Last year, it was one match away from a return to the Premier League. But in May, Mr Bates took Leeds into administration with debts of £35m and the team were relegated into League One, the third tier of the English football pyramid.
KPMG, its administrators, this week said it was fast running out of cash and heading for liquidation.
But Mr Bates continues to outwit his enemies. He proposed buying back the club, offering creditors 1p in the pound, and won a Company Voluntary Arrangement from creditors by a narrow margin last month.
Revenue & Customs, owed £7.7m by the club, challenged the vote, despite Mr Bates upping his offer to them. It issued a 52-pagewitness statement questioning the voting rights of threeoffshore creditors, Krator Trust, Astor Investment Holdings and Forward Sports Fund, who represent 45 per cent of creditors.
The statement alleged these creditors were linked to Mr Bates.
In stepped KPMG, forestalling Revenue & Customs’ challenge in the High Court by putting the club up for sale again at 8pm last Friday and inviting bids by Monday. Bidders had six hours to examine Leeds’ accounts and four bids were lodged.
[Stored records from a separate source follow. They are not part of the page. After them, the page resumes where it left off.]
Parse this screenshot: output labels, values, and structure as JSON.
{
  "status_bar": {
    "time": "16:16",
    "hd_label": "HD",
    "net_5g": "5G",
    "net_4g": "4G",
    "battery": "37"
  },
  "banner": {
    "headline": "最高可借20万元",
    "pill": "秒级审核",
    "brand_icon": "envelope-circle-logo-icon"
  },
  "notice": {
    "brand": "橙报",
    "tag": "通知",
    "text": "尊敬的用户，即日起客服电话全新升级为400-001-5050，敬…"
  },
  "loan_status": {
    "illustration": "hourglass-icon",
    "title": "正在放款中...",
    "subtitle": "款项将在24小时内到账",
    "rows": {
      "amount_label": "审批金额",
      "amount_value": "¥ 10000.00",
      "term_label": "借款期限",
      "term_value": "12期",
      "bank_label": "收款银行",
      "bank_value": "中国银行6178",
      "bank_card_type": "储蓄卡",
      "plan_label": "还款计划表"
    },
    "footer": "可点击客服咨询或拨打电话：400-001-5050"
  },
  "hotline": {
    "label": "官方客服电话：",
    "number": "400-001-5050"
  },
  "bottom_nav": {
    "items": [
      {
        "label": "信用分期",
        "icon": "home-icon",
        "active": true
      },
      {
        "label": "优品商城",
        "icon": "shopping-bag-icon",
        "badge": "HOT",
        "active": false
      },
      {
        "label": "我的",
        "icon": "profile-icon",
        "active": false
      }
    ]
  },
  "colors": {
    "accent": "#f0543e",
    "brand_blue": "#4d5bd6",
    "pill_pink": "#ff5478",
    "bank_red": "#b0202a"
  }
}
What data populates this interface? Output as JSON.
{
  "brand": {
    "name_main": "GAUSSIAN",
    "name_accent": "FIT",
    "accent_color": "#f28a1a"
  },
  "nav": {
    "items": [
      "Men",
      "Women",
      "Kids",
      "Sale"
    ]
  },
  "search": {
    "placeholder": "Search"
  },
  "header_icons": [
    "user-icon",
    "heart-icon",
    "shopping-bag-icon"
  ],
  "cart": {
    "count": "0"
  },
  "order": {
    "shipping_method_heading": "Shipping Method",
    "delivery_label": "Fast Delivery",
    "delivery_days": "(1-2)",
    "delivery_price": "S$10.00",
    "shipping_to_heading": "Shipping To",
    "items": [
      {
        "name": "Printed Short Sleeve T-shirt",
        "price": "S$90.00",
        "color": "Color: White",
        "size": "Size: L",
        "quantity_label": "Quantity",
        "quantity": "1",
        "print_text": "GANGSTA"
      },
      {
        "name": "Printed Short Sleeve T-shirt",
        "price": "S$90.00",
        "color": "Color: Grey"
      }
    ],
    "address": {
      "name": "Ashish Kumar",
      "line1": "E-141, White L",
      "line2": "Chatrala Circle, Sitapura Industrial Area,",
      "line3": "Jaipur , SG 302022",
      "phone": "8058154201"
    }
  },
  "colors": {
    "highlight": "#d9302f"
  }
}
On Wednesday, KPMG announced Mr Bates had won the bid with an undisclosed sum.
Mr Bates is thought to have bid around 13p in the pound. A consortium of Redbus, the investment company headed by Simon Franks, and Simon Morris, a local property developer, is understood to have offered 30p. So too, it appears, did Adam Pearson, the club’s former commercial director.
The identity of the fourth bidder has not been disclosed.
So why did Mr Bates win? Astor, the largest of the creditors, told KPMG that it would waive its debts only if Mr Bates won the auction. Victory for Mr Bates.
Colin Burgon, a Leeds MP, said the Leeds United case raises issues about football governance.
“Many of us now are looking seriously at the role of companies registered abroad but having a decisive role in football clubs in Britain,” he said.
The Football League, under the chairmanship of former Conservative minister Lord Mawhinney, isfurious. Now it is refusing to hand over the so-called “golden” share all clubs need to enable them to play in the league.
Appalled at the way KPMG has handled the administration, particularly the sale of the club without a CVA, the league is threatening court action and demanding greater transparency from the club and the accountancy company.
KPMG’s view is that it had to act in haste because ofthe parlous state of theclub and that it wouldbe impossible to achieve another CVA because of Astor’s position.
Leeds MPs also want an explanation from KPMG as to why they said Astor was registered in Guernsey when it is in fact based in theBritish Virgin Islands.
What puzzles them further is why Yorkshire Radio, owned by Mr Bates, is owed £470,000 by the club.
The club called on the league to transfer the golden share “to bring all matters to a satisfactory conclusion and allow the club to concentrate on football again”.
But Mr Bates’ enemies are joining forces, hoping to prevent his regime at Leeds from continuing much longer.